3. Dinner. My favorite backcountry meal, and hands-down my favorite meal to cook is the Mountain House Chicken Fajita Bowl. A previously discontinued item, they've brought it back and made some changes for 2017. I couldn't have been more ecstatic when I discovered this. It's pretty darn good on it's own, but there's a few things you can do to enhance the experience. 1) Bring an avocado (and a small switchblade knife to dice it up). Adding an avocado to the meal (after it's cooked) is SO GOOD. It's definitely worth the added weight if you ask me. 2) Pack little tortillas! As I mentioned above for the breakfast burritos, I usually bring a pack of 8 small tortillas and enjoy chicken fajitas with a friend. With the added avocado and tortillas, one chicken fajita bowl pouch is plenty for two people. 3) Want it spicier? Bring a packet of hot sauce! 
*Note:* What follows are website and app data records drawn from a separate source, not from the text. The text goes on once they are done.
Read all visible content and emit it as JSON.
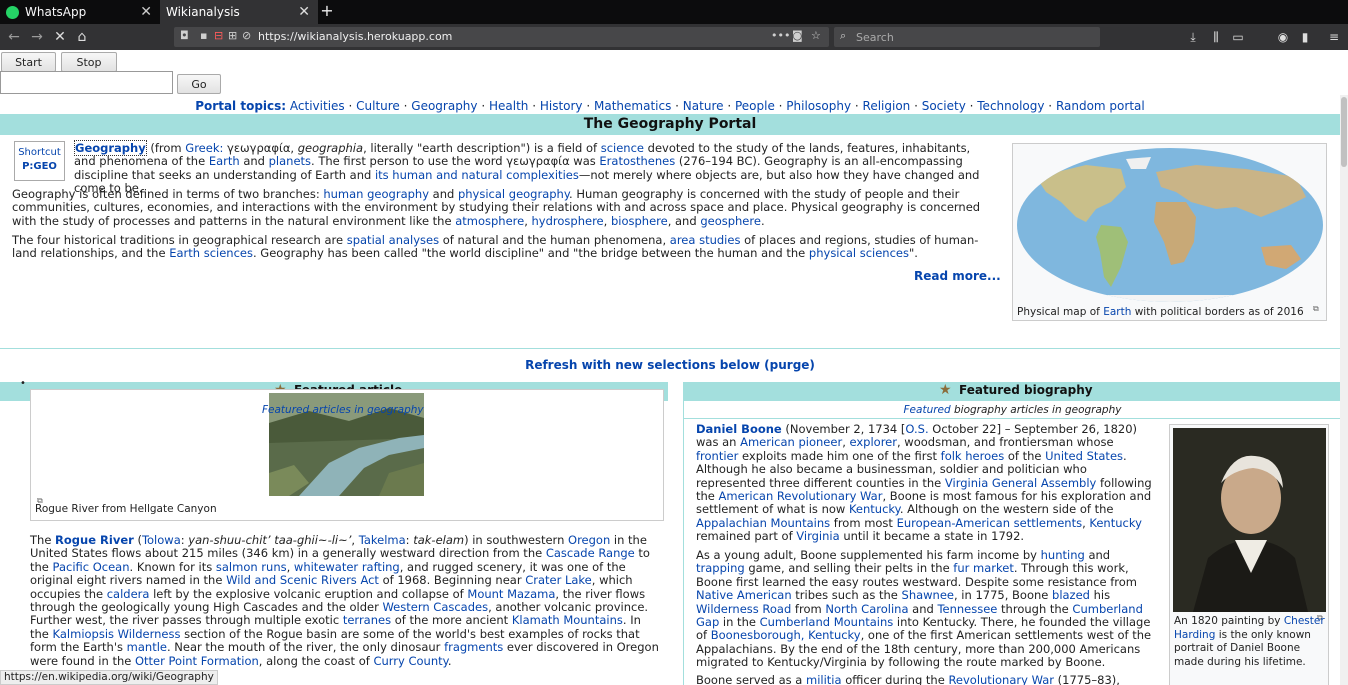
{
  "browser": {
    "tabs": [
      {
        "label": "WhatsApp"
      },
      {
        "label": "Wikianalysis"
      }
    ],
    "url": "https://wikianalysis.herokuapp.com",
    "search_placeholder": "Search",
    "status_url": "https://en.wikipedia.org/wiki/Geography"
  },
  "controls": {
    "start_label": "Start",
    "stop_label": "Stop",
    "go_label": "Go",
    "input_value": ""
  },
  "portal": {
    "label": "Portal topics:",
    "topics": [
      "Activities",
      "Culture",
      "Geography",
      "Health",
      "History",
      "Mathematics",
      "Nature",
      "People",
      "Philosophy",
      "Religion",
      "Society",
      "Technology",
      "Random portal"
    ],
    "title": "The Geography Portal",
    "shortcut_label": "Shortcut",
    "shortcut_code": "P:GEO",
    "read_more": "Read more...",
    "purge": "Refresh with new selections below (purge)",
    "map_caption_a": "Physical map of ",
    "map_caption_link": "Earth",
    "map_caption_b": " with political borders as of 2016"
  },
  "featured_article": {
    "header": "Featured article",
    "sub": "Featured articles in geography",
    "image_caption": "Rogue River from Hellgate Canyon"
  },
  "featured_biography": {
    "header": "Featured biography",
    "sub_link": "Featured",
    "sub_rest": " biography articles in geography",
    "caption_a": "An 1820 painting by ",
    "caption_link": "Chester Harding",
    "caption_b": " is the only known portrait of Daniel Boone made during his lifetime."
  },
  "colors": {
    "header_teal": "#a3dfdd",
    "link_blue": "#0645ad",
    "tab_bar": "#0c0c0d",
    "nav_bar": "#323234"
  }
}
A few of my other go-to Mountain House meals are Beef Stroganoff, Pasta Primavera with an added packet of tuna fish or salmon, or the Chicken & Rice + an avocado. I'm excited to try the Mountain House Mac and Cheese (not the Chili Mac) and add a sliced up hotdog to the mix. Yes, I eat like a child sometimes and I'm ok with it, and no I don't really care to know exactly what is in a hotdog. As Cypher said in The Matrix... "Ignorance is bliss." 

4. Dessert. There are quite a few dehydrated desserts out there, from ice cream to apple crisp, and I've tried just about all of them. They are all pretty tasty, but... my favorite backcountry dessert is homemade rice crispy treats. They are lightweight and regardless of getting squished they are still ridiculously delicious. Plus, it's not a "heavy on the tummy" treat. 



Post-hike "replenishment" is always something that I look forward to. I love freezing some water and/or coconut water prior to the trip and leaving it in a cooler in the car. Even on multi-day trips, I've been pleasantly surprised to find beverages that are still pretty cold. Sometimes I'll throw a good-ol' Twix bar in there as well. Aside from that, dried snap peas are tasty or I'll indulge with my favorite chip... White Cheddar Cheeto puffs. Throw on Pearl Jam's "Alive", roll the windows down and head back on the forest road towards civilization... feeling exhausted, dirty, hopefully not hungry, and extremely rejunvinated.

I'd love to hear about some of your favorite snacks or meals that you bring with you! Happy eating and happy trails everyone!